De Zeven Provincien
Three Masted Ship
Length/Beam/Draft: 146.7′ x 38.7′ x 14.4′
(44.7m x 11.8m x 4.4m)
Complement including crew and passengers: 450
Armament: 80 guns
Built By: Admiraliteit van de Maze, Delftshaven, Netherlands; 1664
The commercial rivalry between English and Dutch merchants that led to the Anglo-Dutch War of 1652-54 re-emerged in the early 1660s. In anticipation of renewed hostilities, the Dutch undertook a major building program and one of the largest vessels launched was the Zeven Provinciën.
Admiral Michiel Adrienszoon de Ruyter was appointed commander in chief to succeed the late Admiral Jacob van Wassenaer van Obdan. Shifting his flag to the Zeven Provinciën in May, de Ruyter led the Dutch fleet for the first
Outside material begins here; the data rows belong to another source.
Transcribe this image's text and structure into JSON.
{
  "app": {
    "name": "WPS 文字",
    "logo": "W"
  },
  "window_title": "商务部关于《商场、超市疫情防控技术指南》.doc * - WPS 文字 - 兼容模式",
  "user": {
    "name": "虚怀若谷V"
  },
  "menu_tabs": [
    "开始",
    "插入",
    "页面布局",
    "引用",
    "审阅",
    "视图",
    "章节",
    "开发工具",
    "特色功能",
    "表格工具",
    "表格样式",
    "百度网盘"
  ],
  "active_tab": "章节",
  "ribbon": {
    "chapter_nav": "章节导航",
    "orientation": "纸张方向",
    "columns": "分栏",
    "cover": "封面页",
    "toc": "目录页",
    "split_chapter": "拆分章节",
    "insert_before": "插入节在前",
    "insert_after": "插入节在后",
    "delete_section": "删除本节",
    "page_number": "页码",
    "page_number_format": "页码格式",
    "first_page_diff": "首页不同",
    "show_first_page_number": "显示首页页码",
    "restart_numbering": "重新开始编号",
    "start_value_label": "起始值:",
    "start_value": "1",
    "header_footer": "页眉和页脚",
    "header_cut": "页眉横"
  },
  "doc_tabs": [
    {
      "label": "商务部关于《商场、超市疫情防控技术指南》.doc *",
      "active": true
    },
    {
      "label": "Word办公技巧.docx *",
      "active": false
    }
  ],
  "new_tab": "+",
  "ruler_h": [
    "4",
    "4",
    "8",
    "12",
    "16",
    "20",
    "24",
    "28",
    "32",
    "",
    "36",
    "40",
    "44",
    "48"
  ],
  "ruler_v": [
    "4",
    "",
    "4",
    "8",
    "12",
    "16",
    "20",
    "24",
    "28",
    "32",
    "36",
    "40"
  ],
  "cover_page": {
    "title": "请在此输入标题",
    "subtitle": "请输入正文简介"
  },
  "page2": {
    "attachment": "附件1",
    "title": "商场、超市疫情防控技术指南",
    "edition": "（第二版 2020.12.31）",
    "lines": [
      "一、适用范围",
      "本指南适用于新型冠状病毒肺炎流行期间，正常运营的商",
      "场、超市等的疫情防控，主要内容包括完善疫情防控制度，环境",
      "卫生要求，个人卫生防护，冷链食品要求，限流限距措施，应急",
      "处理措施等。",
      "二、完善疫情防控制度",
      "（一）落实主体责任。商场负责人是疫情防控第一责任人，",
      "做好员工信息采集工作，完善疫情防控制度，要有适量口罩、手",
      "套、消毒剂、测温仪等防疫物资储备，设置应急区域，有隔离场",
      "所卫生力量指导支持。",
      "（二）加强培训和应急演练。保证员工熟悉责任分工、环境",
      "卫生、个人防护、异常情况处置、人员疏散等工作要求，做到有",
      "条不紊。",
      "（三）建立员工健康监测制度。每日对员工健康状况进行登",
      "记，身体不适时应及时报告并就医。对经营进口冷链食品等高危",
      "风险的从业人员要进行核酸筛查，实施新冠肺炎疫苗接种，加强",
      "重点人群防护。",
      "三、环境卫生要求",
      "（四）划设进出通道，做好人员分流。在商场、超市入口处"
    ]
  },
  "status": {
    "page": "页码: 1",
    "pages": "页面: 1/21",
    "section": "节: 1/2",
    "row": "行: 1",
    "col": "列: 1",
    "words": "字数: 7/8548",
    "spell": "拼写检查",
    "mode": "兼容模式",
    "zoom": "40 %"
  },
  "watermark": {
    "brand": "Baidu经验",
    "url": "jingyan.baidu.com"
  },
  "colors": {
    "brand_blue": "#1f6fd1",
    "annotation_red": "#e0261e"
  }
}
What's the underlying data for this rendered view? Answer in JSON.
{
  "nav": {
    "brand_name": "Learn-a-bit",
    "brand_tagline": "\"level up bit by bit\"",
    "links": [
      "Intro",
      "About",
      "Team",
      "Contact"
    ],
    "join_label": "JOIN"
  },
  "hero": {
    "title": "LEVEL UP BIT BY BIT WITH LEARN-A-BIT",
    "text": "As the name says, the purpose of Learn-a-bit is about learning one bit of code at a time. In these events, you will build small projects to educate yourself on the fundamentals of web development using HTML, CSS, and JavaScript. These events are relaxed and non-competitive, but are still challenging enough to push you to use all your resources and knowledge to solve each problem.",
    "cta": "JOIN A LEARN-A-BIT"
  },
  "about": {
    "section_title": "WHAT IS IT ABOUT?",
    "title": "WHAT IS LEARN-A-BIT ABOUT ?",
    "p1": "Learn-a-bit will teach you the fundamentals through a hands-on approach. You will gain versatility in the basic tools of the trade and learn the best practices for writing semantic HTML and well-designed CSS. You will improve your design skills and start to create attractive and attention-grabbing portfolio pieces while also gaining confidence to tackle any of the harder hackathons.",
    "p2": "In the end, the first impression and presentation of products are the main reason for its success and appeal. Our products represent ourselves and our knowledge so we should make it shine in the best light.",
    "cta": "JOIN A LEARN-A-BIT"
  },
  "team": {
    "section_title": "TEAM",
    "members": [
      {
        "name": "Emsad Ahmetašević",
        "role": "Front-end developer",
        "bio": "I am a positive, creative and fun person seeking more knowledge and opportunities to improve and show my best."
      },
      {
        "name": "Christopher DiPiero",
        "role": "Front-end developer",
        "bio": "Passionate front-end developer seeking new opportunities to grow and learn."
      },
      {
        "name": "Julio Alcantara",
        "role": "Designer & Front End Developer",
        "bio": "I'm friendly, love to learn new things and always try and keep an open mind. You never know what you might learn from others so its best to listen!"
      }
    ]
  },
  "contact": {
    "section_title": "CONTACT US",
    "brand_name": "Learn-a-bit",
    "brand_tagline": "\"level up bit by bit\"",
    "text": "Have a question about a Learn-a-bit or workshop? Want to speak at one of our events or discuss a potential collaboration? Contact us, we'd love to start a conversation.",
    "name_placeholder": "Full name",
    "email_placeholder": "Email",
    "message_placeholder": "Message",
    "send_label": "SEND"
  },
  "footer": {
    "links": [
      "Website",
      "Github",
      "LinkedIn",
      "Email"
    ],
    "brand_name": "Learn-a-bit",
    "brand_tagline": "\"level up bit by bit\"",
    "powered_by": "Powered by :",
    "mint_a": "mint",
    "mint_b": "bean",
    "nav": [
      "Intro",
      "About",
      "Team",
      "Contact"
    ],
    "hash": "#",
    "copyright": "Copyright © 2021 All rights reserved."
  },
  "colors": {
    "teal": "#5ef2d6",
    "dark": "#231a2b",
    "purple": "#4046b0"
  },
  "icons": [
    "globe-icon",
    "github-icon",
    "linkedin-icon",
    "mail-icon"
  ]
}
time in what became known as the “Four Days’ Battle.” Early in the morning of 11 June 1652, the Dutch arrived with about 85 ships. They were met by an English force of about 56 ships under George Monck, Duke of Albemarle.
Zeven Provinciën’s rigging was shot up and de Ruyter was unable to pursue. Royal Prince (90 guns) ran aground and was burned by the Dutch on the 12th, and Monck’s ships were roughly handled by the Dutch on the 13th, but deteriorating weather and the imminent arrival of Rupert’s squadron prevented further action.
The Dutch failure to achieve a decisive victory enabled the English to put to sea in force in mid-July, thus frustrating Dutch plans for a landing on the English coast. On 25 July, the Dutch and English fleets met off North Foreland. The heaviest fighting took place in the centre and van of the opposing fleets; three Dutch flag officers were killed and Zeven Provinci?n was completely dismasted. The English attempted to renew the battle in the evening, but de Ruyter managed a masterful withdrawal. All told, the Dutch lost 21 ships, 4000 dead, and 3 000 prisoners.
The Zeven Provinciën’s final naval action came during the War of the League of Augsburg, which pitted an Anglo-Dutch alliance against France. On 29 May 1692, she was heavily damaged at the battle of La Hogue- in which the French fleet was shattered – and returned to Rotterdam. She was broken up two years later. A replica is currently under construction in the Netherlands.
According to a British naval historian Zeven Provinciën is “a vessel that deserves to rank with Nelson’s Victory.”
Izak J H Hough
Member of The Nautical Research Guild